I’ve been dealing a lot with memories of my past here on my blog within the last couple of weeks. I guess I feel like this electronic medium is my opportunity to introduce myself to the world. And I’m pleased to say that all three of you who read it have made feel as if the world is happy to know me. So to continue in the same vein, I’m going to discuss one of the many memorable aspects of my childhood.
Let it be said first of all that I am, despite all appearances, quite a nerd and I love video games. Just so you know what you are dealing with. You see, this fascination with electronic entertainment began when I was quite young. I blame my father, because, to the best of my memory, the first game I ever played was a pseudo-text based, crappy ASCII-graphics DOS game called CASTLE, which my father introduced to me in the computer lab at the university he was attending. At some point we actually owned an Atari, that ancient precursor of the modern home video game console, but it vanished under quite mysterious circumstances when I was very young and obviously very addicted to it.
I was still in elementary school when Nintendo released its top-of-the-line entertainment system. With the iconic Mario, the Italian/plumber/hero (who thought of that?), at the lead, Nintendo effectively began to steer the video game market away from arcades and in to people’s homes. It’s 8-bit color graphics tantalized the young imagination. It supported two controllers for multiplayer modes, an actual freaking gun you could shoot ducks with, a pad you could stomp on to make the little guys run (“but its exercise, Mom!”) AND could be played on any TV, anywhere! My cousins even put one in their fort in their backyard. And the games! Super Mario Bros., Excitebike, Duck Hunt, Castlevania, Contra, Double Dragon, Mega Man, and of course the original Zelda; a veritable plethora of pre-adolescent lust magnets.
And I had never in all my eight years lusted after anything so strongly. I wanted a Nintendo so badly my body shook with desire. My head swam with visions of the enduring bliss and happiness that simply possessing this magic device would bring. My parents, tragically, were firmly opposed to purchasing one. I was convinced that this was only because they hated me and wanted me to be miserable. I don’t quite remember, but its possible that it was an argument over the Nintendo that led me to cry out threateningly to my parents, “Well then…. I’m just going to go outside and BLEED.” How was I to know, so young and unacquainted with the world as I was, that we were struggling to put my dad through school and raise two children? That money was, at best, scarce if present at all? I believed, innocently and intently, that my behavior was the only determining factor in winning the prize. I promised to be good, to share with my brother, to go outside now and then. Nothing worked.
As a result, I gravitated then to those whose parents were less cruel than my own, which seemed to be just about everybody. I was sure I was the only boy in my entire class whose family didn’t own a Nintendo. I know because I was at their houses whenever possible, invited or not, waiting for my turn, my precious few minutes of nirvana stolen quickly and desperately. When I couldn’t play, I watched, learning, trying to master the techniques in my head. And I was pretty dang good, if I do say so myself; nobody could rescue the princess like I could, even if she was always in some other blasted castle. It was the quest, the journey, a digitized pilgrimage to that ever elusive goal that entranced me. Mushrooms, coins, power-ups, the flower that inexplicably granted flame-throwing powers, turtles, pipes, extra lives, warp zones, vines that grew out of nothing… it didn’t have to make sense. It was a world all of its own, one that I loved dearly.

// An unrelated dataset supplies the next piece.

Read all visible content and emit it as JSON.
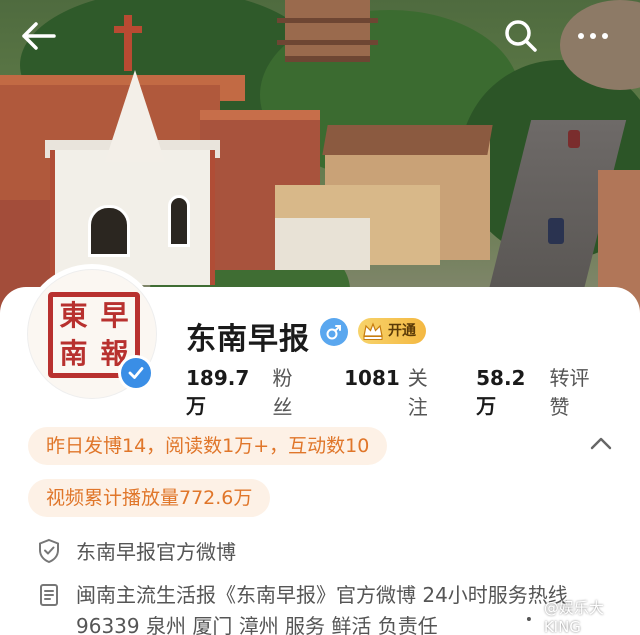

I went through a particularly bad phase where I’d often dream that my parents had broken down and purchased the blessed device. With bounding joy and enthusiasm I would open the box – and open my eyes, realizing after a few seconds of disorientation that it was just a dream, the princess was in another castle, the coveted prized obtained then suddenly pulled away and hidden forever. I’d cry a little, then, with all the frustration my little heart could muster. You may roll your eyes all you wish, and shake your head at the silly little things that occupied the most important places of my mind, but the world of the child is so unobstructed and carefree that those things we adults think of as most trivial become for him the most important, the vital, the essential. There was no debt, or work, or war, or politics, or bills, or violence to occupy the mind; how lucky we were!
Eventually, the Super Nintendo came out, blowing away its predecessor with the sheer might of its 16-bit graphics, smaller game cartridges, and extensive line of quality games: new Marios, new Zeldas, F-Zero, Actraiser, Battletoads, Final Fantasy III, just to name a few. As you might guess, I now cared nothing for the older system – my eyes were now set firmly upon the mighty SNES, the next in what I thought for sure was a never-ending Nintendo dynasty of home entertainment systems. Sure, other consoles came along, the Sega Genesis most notably, but my heart belonged to the little man with a mustache in the red suit and everything he stood for. I continued to exploit my friends for a few minutes of game time, and to negotiate with my parents with every bargaining chip I had in my possession (I now realize I had absolutely none), but nothing ever changed.